◆ About this exercise ◆
Go through the lines below and count those that contain "beam"; the number is all that should be returned.

◆ Materials provided ◆

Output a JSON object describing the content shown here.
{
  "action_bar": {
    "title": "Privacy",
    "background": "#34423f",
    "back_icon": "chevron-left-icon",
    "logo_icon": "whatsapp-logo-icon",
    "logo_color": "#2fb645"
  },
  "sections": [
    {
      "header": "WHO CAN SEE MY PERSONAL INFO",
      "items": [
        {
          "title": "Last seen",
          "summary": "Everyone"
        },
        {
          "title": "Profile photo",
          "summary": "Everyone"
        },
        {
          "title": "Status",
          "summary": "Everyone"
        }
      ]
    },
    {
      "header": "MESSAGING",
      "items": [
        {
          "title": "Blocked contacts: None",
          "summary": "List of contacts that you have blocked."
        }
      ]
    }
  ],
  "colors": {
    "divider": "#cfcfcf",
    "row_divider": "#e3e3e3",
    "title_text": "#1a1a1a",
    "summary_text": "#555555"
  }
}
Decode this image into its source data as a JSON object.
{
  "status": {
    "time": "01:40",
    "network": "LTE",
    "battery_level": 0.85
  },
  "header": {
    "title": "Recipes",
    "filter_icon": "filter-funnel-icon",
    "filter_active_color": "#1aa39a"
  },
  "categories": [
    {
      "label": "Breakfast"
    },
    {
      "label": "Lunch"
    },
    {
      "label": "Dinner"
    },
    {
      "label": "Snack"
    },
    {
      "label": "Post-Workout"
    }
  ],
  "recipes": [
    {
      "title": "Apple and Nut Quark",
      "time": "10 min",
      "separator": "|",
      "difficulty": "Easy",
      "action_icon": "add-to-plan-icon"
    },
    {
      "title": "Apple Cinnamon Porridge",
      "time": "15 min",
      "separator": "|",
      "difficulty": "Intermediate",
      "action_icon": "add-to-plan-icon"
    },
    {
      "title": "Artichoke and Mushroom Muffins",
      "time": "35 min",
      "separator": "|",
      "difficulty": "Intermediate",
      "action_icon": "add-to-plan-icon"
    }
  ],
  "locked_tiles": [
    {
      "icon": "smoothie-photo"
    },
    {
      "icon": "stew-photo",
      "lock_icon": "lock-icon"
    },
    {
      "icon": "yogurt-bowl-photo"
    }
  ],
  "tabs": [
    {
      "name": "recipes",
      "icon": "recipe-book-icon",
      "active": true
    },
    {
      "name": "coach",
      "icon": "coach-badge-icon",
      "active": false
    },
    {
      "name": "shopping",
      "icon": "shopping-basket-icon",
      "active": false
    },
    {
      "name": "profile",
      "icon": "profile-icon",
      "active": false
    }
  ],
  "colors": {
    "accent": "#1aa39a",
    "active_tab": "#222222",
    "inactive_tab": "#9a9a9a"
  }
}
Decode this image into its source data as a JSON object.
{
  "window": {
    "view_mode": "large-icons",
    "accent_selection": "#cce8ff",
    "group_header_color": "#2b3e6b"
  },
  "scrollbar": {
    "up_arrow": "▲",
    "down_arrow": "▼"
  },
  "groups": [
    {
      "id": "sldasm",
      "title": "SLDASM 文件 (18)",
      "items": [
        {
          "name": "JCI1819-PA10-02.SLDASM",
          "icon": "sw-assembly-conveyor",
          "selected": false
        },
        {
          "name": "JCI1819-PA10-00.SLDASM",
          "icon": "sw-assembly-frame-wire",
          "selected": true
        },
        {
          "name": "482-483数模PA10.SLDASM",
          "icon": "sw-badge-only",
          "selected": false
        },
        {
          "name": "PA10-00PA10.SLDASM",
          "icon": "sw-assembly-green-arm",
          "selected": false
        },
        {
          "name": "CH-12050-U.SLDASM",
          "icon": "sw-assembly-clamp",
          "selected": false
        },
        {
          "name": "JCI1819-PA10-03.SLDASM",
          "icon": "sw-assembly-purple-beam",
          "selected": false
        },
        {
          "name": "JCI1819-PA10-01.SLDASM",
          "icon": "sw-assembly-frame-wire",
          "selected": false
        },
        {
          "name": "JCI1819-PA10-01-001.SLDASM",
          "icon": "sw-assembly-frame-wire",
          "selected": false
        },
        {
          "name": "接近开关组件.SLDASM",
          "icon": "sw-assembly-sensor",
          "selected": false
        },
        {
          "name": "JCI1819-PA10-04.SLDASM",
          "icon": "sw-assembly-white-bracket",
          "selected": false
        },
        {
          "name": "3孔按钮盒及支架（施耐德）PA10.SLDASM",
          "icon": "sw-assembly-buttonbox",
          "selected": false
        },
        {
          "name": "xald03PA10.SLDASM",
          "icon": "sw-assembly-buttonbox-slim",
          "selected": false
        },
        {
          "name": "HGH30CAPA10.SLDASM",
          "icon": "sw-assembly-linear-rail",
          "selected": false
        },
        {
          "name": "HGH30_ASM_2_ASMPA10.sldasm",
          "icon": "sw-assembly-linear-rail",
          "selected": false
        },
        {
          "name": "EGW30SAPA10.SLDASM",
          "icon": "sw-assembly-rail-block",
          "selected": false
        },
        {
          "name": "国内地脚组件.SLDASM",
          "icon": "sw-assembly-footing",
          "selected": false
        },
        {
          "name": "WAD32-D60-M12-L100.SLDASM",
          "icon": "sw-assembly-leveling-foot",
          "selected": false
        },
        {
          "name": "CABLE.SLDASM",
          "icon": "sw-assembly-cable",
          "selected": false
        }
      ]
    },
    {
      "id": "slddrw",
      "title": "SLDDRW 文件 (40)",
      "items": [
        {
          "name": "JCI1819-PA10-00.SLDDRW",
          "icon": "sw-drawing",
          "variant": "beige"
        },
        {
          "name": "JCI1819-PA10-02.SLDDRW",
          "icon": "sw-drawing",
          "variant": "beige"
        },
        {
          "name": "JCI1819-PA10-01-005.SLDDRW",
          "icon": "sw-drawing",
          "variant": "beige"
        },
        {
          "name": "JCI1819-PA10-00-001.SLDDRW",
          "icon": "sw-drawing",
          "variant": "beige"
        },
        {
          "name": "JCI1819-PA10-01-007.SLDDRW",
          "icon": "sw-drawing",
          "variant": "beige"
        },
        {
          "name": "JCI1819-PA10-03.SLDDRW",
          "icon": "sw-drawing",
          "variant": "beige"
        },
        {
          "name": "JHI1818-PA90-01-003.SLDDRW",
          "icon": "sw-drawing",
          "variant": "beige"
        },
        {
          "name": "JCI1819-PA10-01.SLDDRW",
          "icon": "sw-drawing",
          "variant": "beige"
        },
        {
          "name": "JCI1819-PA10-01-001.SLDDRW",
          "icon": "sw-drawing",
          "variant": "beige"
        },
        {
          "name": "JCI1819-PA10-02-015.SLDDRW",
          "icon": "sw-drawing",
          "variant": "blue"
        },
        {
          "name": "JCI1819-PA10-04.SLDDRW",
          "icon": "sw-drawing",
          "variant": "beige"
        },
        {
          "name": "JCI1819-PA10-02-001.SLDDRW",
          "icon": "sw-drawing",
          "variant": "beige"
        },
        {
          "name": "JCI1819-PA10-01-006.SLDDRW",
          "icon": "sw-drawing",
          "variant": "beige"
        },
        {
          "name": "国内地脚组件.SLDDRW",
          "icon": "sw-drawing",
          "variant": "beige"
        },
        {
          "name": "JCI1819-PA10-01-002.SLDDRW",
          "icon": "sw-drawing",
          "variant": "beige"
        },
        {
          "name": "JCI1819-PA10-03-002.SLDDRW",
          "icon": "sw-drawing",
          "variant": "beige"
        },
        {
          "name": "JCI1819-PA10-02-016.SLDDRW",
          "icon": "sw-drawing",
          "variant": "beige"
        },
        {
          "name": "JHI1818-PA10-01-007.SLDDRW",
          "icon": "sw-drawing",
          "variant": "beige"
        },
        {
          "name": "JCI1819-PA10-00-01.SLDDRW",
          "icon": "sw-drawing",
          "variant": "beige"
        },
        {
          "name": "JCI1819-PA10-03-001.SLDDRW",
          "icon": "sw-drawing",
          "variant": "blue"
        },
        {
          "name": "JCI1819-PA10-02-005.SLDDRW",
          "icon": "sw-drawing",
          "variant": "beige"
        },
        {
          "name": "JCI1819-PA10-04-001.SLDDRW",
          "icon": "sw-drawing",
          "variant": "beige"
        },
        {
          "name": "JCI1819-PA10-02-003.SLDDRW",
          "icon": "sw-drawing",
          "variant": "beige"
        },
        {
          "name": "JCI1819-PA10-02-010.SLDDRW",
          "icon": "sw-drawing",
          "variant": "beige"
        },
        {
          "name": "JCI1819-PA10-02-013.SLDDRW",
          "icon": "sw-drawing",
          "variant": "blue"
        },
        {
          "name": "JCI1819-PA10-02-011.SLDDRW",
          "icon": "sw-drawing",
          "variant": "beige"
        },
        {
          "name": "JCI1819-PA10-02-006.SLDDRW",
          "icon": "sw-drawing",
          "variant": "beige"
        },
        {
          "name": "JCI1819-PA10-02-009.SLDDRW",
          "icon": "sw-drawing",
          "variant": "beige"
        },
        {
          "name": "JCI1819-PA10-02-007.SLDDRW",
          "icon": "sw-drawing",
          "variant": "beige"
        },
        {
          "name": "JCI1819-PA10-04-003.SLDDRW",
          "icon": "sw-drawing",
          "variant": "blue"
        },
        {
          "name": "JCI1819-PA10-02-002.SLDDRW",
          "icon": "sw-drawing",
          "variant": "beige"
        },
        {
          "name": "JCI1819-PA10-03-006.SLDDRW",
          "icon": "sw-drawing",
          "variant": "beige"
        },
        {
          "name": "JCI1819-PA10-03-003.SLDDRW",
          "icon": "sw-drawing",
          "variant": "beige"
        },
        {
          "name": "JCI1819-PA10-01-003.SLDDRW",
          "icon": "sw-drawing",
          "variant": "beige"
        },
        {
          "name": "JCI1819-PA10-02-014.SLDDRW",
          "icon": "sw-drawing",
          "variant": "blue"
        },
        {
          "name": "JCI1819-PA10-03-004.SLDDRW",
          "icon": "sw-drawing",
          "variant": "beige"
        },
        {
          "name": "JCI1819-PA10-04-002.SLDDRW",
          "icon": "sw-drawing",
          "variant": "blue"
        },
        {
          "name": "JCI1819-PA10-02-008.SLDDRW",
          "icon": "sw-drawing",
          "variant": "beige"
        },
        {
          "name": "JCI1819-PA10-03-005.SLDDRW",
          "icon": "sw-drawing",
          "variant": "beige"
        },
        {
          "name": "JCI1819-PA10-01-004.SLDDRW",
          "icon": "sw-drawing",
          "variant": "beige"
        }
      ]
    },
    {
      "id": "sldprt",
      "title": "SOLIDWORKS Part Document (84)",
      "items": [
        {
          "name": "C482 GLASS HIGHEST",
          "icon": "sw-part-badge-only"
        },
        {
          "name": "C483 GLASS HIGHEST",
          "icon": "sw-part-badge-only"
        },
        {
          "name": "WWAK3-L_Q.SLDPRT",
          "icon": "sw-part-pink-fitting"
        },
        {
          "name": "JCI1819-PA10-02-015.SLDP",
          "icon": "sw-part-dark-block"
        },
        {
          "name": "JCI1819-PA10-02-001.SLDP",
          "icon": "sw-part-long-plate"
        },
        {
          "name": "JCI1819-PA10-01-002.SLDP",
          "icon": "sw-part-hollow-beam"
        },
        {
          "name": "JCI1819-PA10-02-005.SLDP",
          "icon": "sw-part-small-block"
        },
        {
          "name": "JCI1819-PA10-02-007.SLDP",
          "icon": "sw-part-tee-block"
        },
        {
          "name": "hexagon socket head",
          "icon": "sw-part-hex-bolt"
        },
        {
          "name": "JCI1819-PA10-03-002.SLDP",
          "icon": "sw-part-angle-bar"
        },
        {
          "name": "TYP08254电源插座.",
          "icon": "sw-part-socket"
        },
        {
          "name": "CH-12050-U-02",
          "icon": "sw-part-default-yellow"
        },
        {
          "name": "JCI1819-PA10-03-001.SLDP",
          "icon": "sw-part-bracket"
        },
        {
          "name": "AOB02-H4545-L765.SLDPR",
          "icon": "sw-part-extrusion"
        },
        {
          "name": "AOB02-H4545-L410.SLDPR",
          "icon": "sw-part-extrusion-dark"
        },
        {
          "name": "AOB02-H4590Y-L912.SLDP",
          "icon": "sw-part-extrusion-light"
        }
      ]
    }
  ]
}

◆ Exercise result ◆
2